Developers want to erect residential towers connected by a bike-pedestrian bridge over France Avenue as part of a plan to remake a busy Edina intersection.
The Crossroads Project — submitted to the city Tuesday and expected to cost more than $100 million — proposes a 19-floor residential tower on the small surface parking lot at the northwest corner of the Centennial Shops retail center at France Avenue S. and Gallagher Drive. Two dated office buildings kitty-corner across France also would be demolished for a 14-floor residential tower as well as a U-shaped apartment complex of varying heights.
The development is the latest suburban project to push the envelope for how tall buildings should be. Last month, another Edina project — condo towers across from the Galleria and Southdale shopping centers — received a lukewarm response.
“We’re going to have to figure out as our town grows now vertically … what’s going to be appropriate and in what particular locations you would even consider it,” said Edina Mayor Jim Hovland in an interview.
Hovland said he remained guarded about the Crossroads Project and noted that its height would need to be heavily discussed, but he offered preliminary praise for the developers’ vision.
“You have the practical ability to move people safely across the road in a nonmotorized way plus it has the ability to be something aesthetically pleasing and really iconic in the sense of defining your town like a small version of the [Spoonbridge and Cherry at the Minneapolis Sculpture Garden] or the arch in St. Louis,” he said.
If approved, the project would provide a missing link to the Nine Mile Creek Regional Trail, which when completed will stretch about 15 miles from Hopkins to Bloomington.
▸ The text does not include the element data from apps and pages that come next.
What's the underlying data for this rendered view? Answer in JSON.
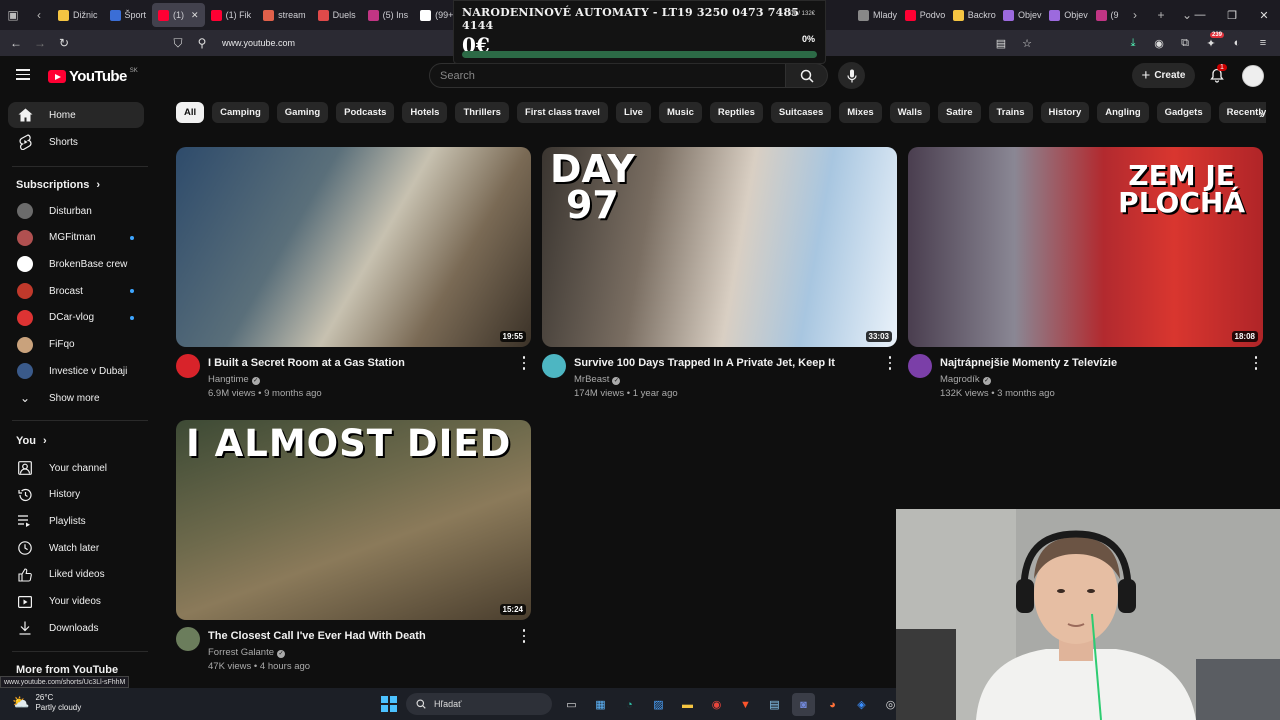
{
  "browser": {
    "tabs": [
      {
        "label": "Dižnic",
        "color": "#f5c542"
      },
      {
        "label": "Šport",
        "color": "#3b6ed6"
      },
      {
        "label": "(1)",
        "color": "#ff0033",
        "active": true
      },
      {
        "label": "(1) Fik",
        "color": "#ff0033"
      },
      {
        "label": "stream",
        "color": "#e0604a"
      },
      {
        "label": "Duels",
        "color": "#e04a4a"
      },
      {
        "label": "(5) Ins",
        "color": "#c13584"
      },
      {
        "label": "(99+)",
        "color": "#ffffff"
      }
    ],
    "tabs_right": [
      {
        "label": "Mlady",
        "color": "#888888"
      },
      {
        "label": "Podvo",
        "color": "#ff0033"
      },
      {
        "label": "Backro",
        "color": "#f5c542"
      },
      {
        "label": "Objev",
        "color": "#9c6ade"
      },
      {
        "label": "Objev",
        "color": "#9c6ade"
      },
      {
        "label": "(9",
        "color": "#c13584"
      }
    ],
    "url": "www.youtube.com",
    "ext_badge": "239",
    "status_url": "www.youtube.com/shorts/Uc3Ll-sFhhM"
  },
  "donation": {
    "title": "NARODENINOVÉ AUTOMATY - LT19 3250 0473 7485 4144",
    "goal": "0€ / 132€",
    "amount": "0€",
    "percent_label": "0%",
    "progress": 0
  },
  "header": {
    "logo": "YouTube",
    "region": "SK",
    "search_placeholder": "Search",
    "create_label": "Create",
    "notifications": "1"
  },
  "sidebar": {
    "home": "Home",
    "shorts": "Shorts",
    "subscriptions_header": "Subscriptions",
    "subscriptions": [
      {
        "name": "Disturban",
        "color": "#6b6b6b",
        "dot": false
      },
      {
        "name": "MGFitman",
        "color": "#b05050",
        "dot": true
      },
      {
        "name": "BrokenBase crew",
        "color": "#ffffff",
        "dot": false
      },
      {
        "name": "Brocast",
        "color": "#c0392b",
        "dot": true
      },
      {
        "name": "DCar-vlog",
        "color": "#d33",
        "dot": true
      },
      {
        "name": "FiFqo",
        "color": "#c9a27c",
        "dot": false
      },
      {
        "name": "Investice v Dubaji",
        "color": "#3a5a8a",
        "dot": false
      }
    ],
    "show_more": "Show more",
    "you_header": "You",
    "you_items": [
      "Your channel",
      "History",
      "Playlists",
      "Watch later",
      "Liked videos",
      "Your videos",
      "Downloads"
    ],
    "more_header": "More from YouTube"
  },
  "chips": [
    "All",
    "Camping",
    "Gaming",
    "Podcasts",
    "Hotels",
    "Thrillers",
    "First class travel",
    "Live",
    "Music",
    "Reptiles",
    "Suitcases",
    "Mixes",
    "Walls",
    "Satire",
    "Trains",
    "History",
    "Angling",
    "Gadgets",
    "Recently uploaded"
  ],
  "videos": [
    {
      "title": "I Built a Secret Room at a Gas Station",
      "channel": "Hangtime",
      "stats": "6.9M views • 9 months ago",
      "duration": "19:55",
      "avatar": "#d8232a",
      "thumb_bg": "linear-gradient(120deg,#2e4b6b 0%,#5a6f7a 35%,#c7c1b0 55%,#7a6a55 75%,#3b3228 100%)"
    },
    {
      "title": "Survive 100 Days Trapped In A Private Jet, Keep It",
      "channel": "MrBeast",
      "stats": "174M views • 1 year ago",
      "duration": "33:03",
      "avatar": "#4db6c2",
      "thumb_bg": "linear-gradient(100deg,#3a3530 0%,#7a6e62 30%,#d9cfc3 55%,#a8c6e0 75%,#eaf2fa 100%)",
      "overlay": "DAY\n97"
    },
    {
      "title": "Najtrápnejšie Momenty z Televízie",
      "channel": "Magrodík",
      "stats": "132K views • 3 months ago",
      "duration": "18:08",
      "avatar": "#7b3fa8",
      "thumb_bg": "linear-gradient(90deg,#4a3e4f 0%,#8a8794 30%,#b22a2f 55%,#d9362f 75%,#b02528 100%)",
      "overlay": "ZEM JE\nPLOCHÁ"
    },
    {
      "title": "The Closest Call I've Ever Had With Death",
      "channel": "Forrest Galante",
      "stats": "47K views • 4 hours ago",
      "duration": "15:24",
      "avatar": "#6b7d5c",
      "thumb_bg": "linear-gradient(160deg,#3d4a35 0%,#6e6a4c 40%,#8b7a5a 60%,#4a3e2e 100%)",
      "overlay": "I ALMOST DIED"
    }
  ],
  "taskbar": {
    "temp": "26°C",
    "weather": "Partly cloudy",
    "search": "Hľadať"
  }
}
Right now, people must cross several lanes of traffic on France.
The Crossroads piece would be fully incorporated into the building design, a move that could be one of a kind, said Dean Dovolis, principal at DJR Architecture, which created the master plan for the development.
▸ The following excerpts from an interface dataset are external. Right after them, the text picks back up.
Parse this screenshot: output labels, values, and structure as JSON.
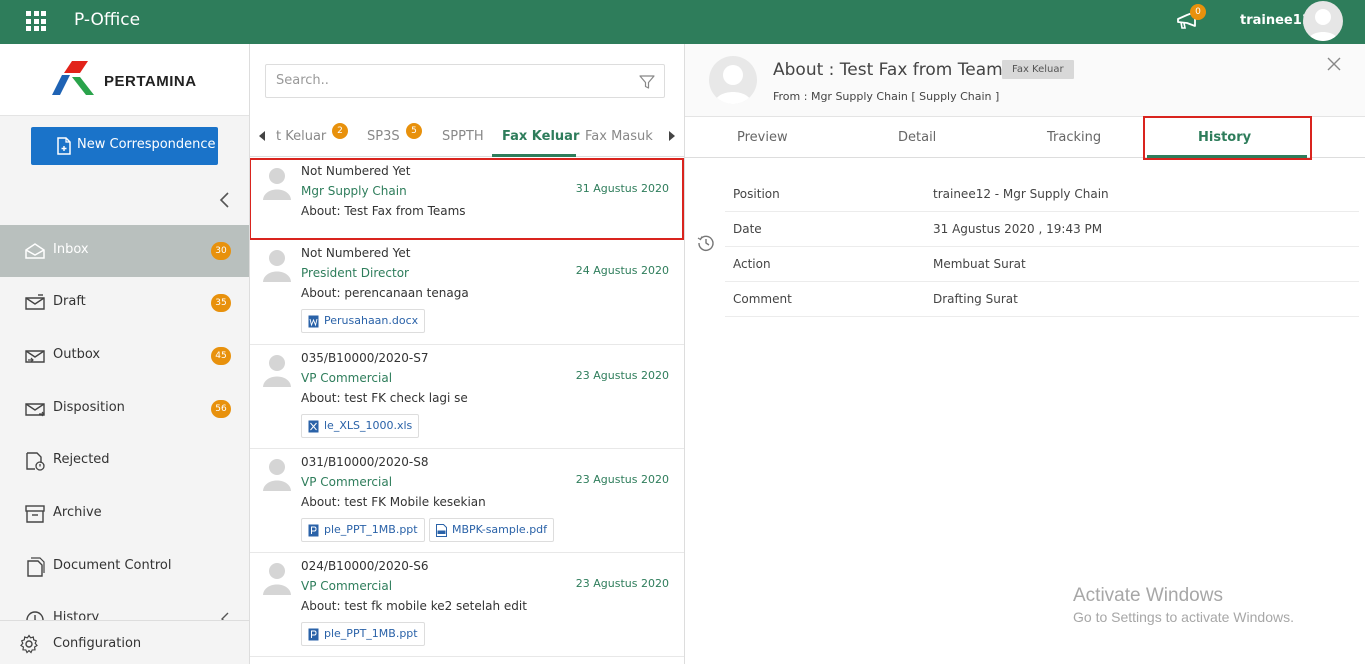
{
  "header": {
    "app_title": "P-Office",
    "notification_count": "0",
    "username": "trainee11"
  },
  "sidebar": {
    "logo_text": "PERTAMINA",
    "new_button": "New Correspondence",
    "items": [
      {
        "label": "Inbox",
        "badge": "30"
      },
      {
        "label": "Draft",
        "badge": "35"
      },
      {
        "label": "Outbox",
        "badge": "45"
      },
      {
        "label": "Disposition",
        "badge": "56"
      },
      {
        "label": "Rejected"
      },
      {
        "label": "Archive"
      },
      {
        "label": "Document Control"
      },
      {
        "label": "History"
      }
    ],
    "configuration": "Configuration"
  },
  "list": {
    "search_placeholder": "Search..",
    "tabs": [
      {
        "label": "t Keluar",
        "badge": "2"
      },
      {
        "label": "SP3S",
        "badge": "5"
      },
      {
        "label": "SPPTH"
      },
      {
        "label": "Fax Keluar"
      },
      {
        "label": "Fax Masuk"
      }
    ],
    "items": [
      {
        "number": "Not Numbered Yet",
        "from": "Mgr Supply Chain",
        "date": "31 Agustus 2020",
        "about": "About: Test Fax from Teams"
      },
      {
        "number": "Not Numbered Yet",
        "from": "President Director",
        "date": "24 Agustus 2020",
        "about": "About: perencanaan tenaga",
        "attachments": [
          "Perusahaan.docx"
        ]
      },
      {
        "number": "035/B10000/2020-S7",
        "from": "VP Commercial",
        "date": "23 Agustus 2020",
        "about": "About: test FK check lagi se",
        "attachments": [
          "le_XLS_1000.xls"
        ]
      },
      {
        "number": "031/B10000/2020-S8",
        "from": "VP Commercial",
        "date": "23 Agustus 2020",
        "about": "About: test FK Mobile kesekian",
        "attachments": [
          "ple_PPT_1MB.ppt",
          "MBPK-sample.pdf"
        ]
      },
      {
        "number": "024/B10000/2020-S6",
        "from": "VP Commercial",
        "date": "23 Agustus 2020",
        "about": "About: test fk mobile ke2 setelah edit",
        "attachments": [
          "ple_PPT_1MB.ppt"
        ]
      }
    ]
  },
  "detail": {
    "title": "About : Test Fax from Teams",
    "type_badge": "Fax Keluar",
    "from": "From : Mgr Supply Chain [ Supply Chain ]",
    "tabs": [
      "Preview",
      "Detail",
      "Tracking",
      "History"
    ],
    "history": [
      {
        "key": "Position",
        "value": "trainee12 - Mgr Supply Chain"
      },
      {
        "key": "Date",
        "value": "31 Agustus 2020 , 19:43 PM"
      },
      {
        "key": "Action",
        "value": "Membuat Surat"
      },
      {
        "key": "Comment",
        "value": "Drafting Surat"
      }
    ]
  },
  "watermark": {
    "line1": "Activate Windows",
    "line2": "Go to Settings to activate Windows."
  },
  "colors": {
    "brand_green": "#2e7d5b",
    "badge_orange": "#e8910c",
    "primary_blue": "#1a73c9",
    "highlight_red": "#d9241e"
  }
}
“There is nothing else similar to this project being proposed out there,” Dovolis said.
He said he believed the development could provide a similar “civic meeting point” for residents as the High Line elevated public park in New York City.
Renderings show that the towers could be connected by a cable-suspended bridge made of wooden planks, but the exact design and materials of the bridge are still to be determined.
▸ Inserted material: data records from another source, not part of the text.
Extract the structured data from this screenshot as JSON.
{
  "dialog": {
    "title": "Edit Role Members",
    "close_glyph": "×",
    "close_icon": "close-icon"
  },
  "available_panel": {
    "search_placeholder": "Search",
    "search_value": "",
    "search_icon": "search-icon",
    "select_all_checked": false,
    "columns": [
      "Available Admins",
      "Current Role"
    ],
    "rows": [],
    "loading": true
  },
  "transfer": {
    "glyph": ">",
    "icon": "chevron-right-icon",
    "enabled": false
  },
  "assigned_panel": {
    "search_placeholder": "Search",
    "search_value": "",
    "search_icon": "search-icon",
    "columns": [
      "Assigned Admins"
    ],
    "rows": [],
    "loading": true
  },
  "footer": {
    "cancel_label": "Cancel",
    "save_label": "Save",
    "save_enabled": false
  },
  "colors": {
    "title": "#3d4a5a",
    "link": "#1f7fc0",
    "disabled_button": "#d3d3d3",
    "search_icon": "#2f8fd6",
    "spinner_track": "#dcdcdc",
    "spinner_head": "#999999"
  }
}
The Three Rivers Park District, which manages the trail, is reviewing the feasibility of the bridge, said Jonathan Vlaming, associate superintendent for the Park District. The Park District received the plans Tuesday as well.
“I think the developers are very creative, and it’s an interesting concept, but we do need to take a look at the engineering of it,” Vlaming said.
Several years ago, the city received a federal highway grant of more than $1 million for a pedestrian bridge over France Avenue, but planners instead used the money to improve crossings at several France intersections.
Right now, the France crossing is “a viable, safe crossing,” Vlaming said.
The largest gap in the Nine Mile trail has been through Edina, but the 7-mile stretch through the city should be completed by next summer.
As part of the city’s street reconstruction plans, the trail is being built from Fred Richards Park going east to the existing paved trail at Gallagher Drive. Work is also going on to complete another bridge over Crosstown Hwy. 62 at Bredesen Park. The trail’s pedestrian and bike bridge that crosses over Hwy. 100 north of Interstate 494 was finished last fall.
“It does a really good job of bridging the east to the west,” said Terry Minarik, principal at landscape architecture firm Confluence, which is working on the project. “I think this pedestrian access by overpassing the roadway makes a more direct connection.”
In all, the Crossroads development likely would take about five years to complete and would be done in phases. Michigan-based Ramco-Gershenson Properties Trust, which owns Centennial Shops, and New York-based EG Capital, which owns the office buildings, agreed to work together to create the project.
“For a center like ours, we can only see a great future in it,” said Carol Dooney, vice president of development for Ramco.
Jamie Stolpestad, principal at EG Capital, said the residential buildings would help diversify the housing stock of Edina, which consists mostly of single-family houses. “You have to bring height if you want more amenities,” he said.
It still hasn’t been decided if the two towers would have apartment units, condos or a mix of both.
The smaller, U-shaped complex would have 121 to 164 rental units and 39,000 square feet for commercial use, with a focus on wellness and preventive health. The adjacent tower at 7250 France Av. S. would offer 145 to 170 units and 13,500 of retail space. Both buildings would have two levels of underground parking.
At the Centennial Shops site, there would be three levels of underground parking for the 19-story building.
“I think the legacy will be showing how density is livable in our community,” said Aron Johnson, DJR project manager on Crossroads.
Developers hope to discuss the project at the July 26 Planning Commission meeting and then the Aug. 2 City Council meeting. The bridge component also would need approval from the Three Rivers Park District and the Minnesota Department of Transportation.